To learn about Taitung's Bunun culture, head to Bunun Village (Bunun Buluo) in Yanping Township. This is a resort offering accommodation, a restaurant serving indigenous cuisine, a stage for traditional music performances, and an exhibition center.


In Taitung's Beinan Township are located the Beinan Culture Park and National Museum of Prehistory . Designed as a complementary package, the culture park was opened first, an outdoor museum created around an active excavation site dating from the mid-to-late Neolithic Age. A few minutes' drive away, the National Museum of Prehistory displays the findings from this site, and its exhibitions introduce Taiwan's history from the time of the first human inhabitants more than 10,000 years ago to today's indigenous peoples
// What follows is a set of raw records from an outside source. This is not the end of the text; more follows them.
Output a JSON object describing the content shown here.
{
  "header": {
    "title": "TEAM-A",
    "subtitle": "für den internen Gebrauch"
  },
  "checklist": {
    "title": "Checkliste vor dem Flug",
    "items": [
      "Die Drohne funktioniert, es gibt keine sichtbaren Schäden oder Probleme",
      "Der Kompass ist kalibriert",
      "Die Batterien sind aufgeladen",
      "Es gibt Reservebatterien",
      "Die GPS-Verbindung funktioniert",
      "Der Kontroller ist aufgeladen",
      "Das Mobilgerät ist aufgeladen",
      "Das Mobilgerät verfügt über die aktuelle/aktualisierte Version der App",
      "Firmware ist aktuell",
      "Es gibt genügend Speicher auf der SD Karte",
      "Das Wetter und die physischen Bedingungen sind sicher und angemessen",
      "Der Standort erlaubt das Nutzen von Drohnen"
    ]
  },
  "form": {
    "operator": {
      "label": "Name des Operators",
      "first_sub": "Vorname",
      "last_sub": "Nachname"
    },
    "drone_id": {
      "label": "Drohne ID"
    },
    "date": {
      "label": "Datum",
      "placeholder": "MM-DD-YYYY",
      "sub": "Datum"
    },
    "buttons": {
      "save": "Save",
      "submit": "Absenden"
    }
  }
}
Every summer the Festival of Austronesian and Formosa Indigenous Cultures is held in Taitung, including events at the culture park and the museum. It has been theorized that Taiwan is the origin of the Austronesian language family, which spread out to many other lands via boat. During the festival, performers and artists from Taiwan, the Philippines, Malaysia, New Zealand, Fiji, Palau, and other lands touched by the Austronesian diaspora show off their talents.

Getting More Info


Official county tourism website:

Hualien County Culture Bureau Tel: (038) 227-121

Hualien County Tourism Bureau Tel: (038) 353-730 or 230-751


Official county tourism website: pages under construction as of press time)

Taitung Visitor Center Tel: (089) 357-131(in old Taitung train station)

National Museum of Prehistory Tel: (089) 381-166

Beinan Culture Park Tel: (089) 233-466